EGU General Assembly 2023
© Author(s) 2023. This work is distributed under
the Creative Commons Attribution 4.0 License.

The role of subduction in the formation of Pangean oceanic large igneous provinces 

Philip Heron1, Erkan Gün1, Grace Shephard2, Juliane Dannberg3, Rene Gassmöller3, Erin Martin4, Aisha Sharif1, Russell Pysklywec5, R. Damian Nance6, and J. Brendan Murphy7
Philip Heron et al.
  • 1University of Toronto Scarborough, UTSC, Dept of Physical and Env Science, Canada (
  • 2Centre for Earth Evolution and Dynamics (CEED), Department of Geosciences, University of Oslo, Oslo, Norway
  • 3University of Florida, Department of Geological Sciences, Florida, United States
  • 4School of Earth, Atmosphere and Environment Science, Monash University, Clayton, Victoria, Australia
  • 5Department of Earth Sciences, University of Toronto, Toronto, Ontario, Canada
  • 6Department of Geological Sciences, Ohio University, Ohio, USA
  • 7Department of Earth Sciences, St Francis Xavier University, Antigonish, Nova Scotia, Canada

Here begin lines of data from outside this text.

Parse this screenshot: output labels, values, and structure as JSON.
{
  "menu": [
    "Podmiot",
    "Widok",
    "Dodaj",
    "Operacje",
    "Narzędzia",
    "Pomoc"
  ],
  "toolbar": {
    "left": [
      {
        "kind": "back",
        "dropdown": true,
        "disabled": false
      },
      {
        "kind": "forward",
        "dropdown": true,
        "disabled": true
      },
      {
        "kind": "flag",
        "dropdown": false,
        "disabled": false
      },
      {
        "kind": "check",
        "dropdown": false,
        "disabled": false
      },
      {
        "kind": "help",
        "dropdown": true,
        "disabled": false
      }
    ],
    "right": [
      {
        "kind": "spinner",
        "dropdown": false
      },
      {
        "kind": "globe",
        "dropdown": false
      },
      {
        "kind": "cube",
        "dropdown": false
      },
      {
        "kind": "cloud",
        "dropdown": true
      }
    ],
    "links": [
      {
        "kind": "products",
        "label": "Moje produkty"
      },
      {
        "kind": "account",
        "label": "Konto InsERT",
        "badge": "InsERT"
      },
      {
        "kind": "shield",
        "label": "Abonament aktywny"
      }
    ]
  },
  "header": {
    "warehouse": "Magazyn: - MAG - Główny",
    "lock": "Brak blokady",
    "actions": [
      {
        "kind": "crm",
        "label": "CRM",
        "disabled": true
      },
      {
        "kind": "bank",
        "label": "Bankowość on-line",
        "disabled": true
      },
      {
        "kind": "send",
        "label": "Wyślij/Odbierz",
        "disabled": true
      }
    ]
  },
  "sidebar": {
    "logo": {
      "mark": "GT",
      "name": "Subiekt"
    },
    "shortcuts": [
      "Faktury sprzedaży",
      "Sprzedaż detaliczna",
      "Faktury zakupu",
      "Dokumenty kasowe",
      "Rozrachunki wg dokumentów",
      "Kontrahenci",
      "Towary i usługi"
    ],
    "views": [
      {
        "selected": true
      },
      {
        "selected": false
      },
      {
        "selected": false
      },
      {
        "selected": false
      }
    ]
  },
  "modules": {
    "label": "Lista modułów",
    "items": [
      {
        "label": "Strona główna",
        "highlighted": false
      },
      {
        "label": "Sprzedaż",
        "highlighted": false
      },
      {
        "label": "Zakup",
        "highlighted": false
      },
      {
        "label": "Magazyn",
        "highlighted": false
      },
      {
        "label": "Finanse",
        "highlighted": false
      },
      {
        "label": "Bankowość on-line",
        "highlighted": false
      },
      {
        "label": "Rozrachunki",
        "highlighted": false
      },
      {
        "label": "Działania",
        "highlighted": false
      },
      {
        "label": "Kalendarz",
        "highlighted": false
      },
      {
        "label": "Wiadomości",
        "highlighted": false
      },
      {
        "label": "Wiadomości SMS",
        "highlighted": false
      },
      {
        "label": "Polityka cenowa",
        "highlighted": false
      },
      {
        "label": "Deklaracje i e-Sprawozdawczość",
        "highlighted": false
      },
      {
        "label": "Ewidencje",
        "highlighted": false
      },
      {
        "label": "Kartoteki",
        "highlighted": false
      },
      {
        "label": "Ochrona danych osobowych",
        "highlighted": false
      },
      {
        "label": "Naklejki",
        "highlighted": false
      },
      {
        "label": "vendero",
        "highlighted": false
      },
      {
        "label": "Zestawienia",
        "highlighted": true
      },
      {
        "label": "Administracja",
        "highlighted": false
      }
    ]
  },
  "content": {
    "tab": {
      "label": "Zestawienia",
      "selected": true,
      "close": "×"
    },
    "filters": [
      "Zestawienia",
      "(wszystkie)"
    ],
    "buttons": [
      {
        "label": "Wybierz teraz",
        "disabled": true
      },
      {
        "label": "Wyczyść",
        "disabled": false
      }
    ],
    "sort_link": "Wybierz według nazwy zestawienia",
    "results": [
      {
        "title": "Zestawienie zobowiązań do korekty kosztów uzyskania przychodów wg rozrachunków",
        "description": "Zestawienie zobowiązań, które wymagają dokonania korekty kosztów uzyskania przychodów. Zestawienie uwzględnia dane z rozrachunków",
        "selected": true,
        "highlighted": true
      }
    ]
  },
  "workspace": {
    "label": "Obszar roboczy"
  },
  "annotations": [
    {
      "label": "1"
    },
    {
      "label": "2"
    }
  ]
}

Large igneous provinces (LIPs) have been linked to both surface and deep mantle processes related to supercontinent formation. During the formation, tenure, and breakup of Pangea, the most recent supercontinent, there is a noted contemporaneous increase in the number of emplacement events of both continental and oceanic LIPs. There is currently no clear consensus on the origin of LIPs, but the most widely recognized hypothesis relates their formation to crustal emplacement of hot plume material originating in the deep mantle. The interaction of subducted slabs with the lowermost mantle thermal boundary and subsequent return-flow is a key control on plume generation. This mechanism has been explored for LIPs below the interior of a supercontinent (e.g., continental LIPs). However, a number of LIPs related to Pangea formed at the supercontinent’s exterior (e.g., Ontong Java Plateau in the Pacific Ocean), with no consensus on their formation mechanism. In this research, we consider the dynamics of global-scale supercontinent processes resultant from numerical models of mantle convection, and analyse whether circum-supercontinent subduction could generate both interior (continental) and exterior (oceanic) deep-mantle plumes. Our 2-D and 3-D numerical models show that subduction related to the supercontinent cycle can reproduce the location and timing of the Ontong Java Plateau, Caribbean LIP, and potentially the Shatsky Rise, when relating these LIPs to a deep mantle exterior plume. The findings here highlight the importance of taking into consideration mantle dynamics in every stage of the supercontinent cycle.

How to cite: Heron, P., Gün, E., Shephard, G., Dannberg, J., Gassmöller, R., Martin, E., Sharif, A., Pysklywec, R., Nance, R. D., and Murphy, J. B.: The role of subduction in the formation of Pangean oceanic large igneous provinces , EGU General Assembly 2023, Vienna, Austria, 24–28 Apr 2023, EGU23-8670,, 2023.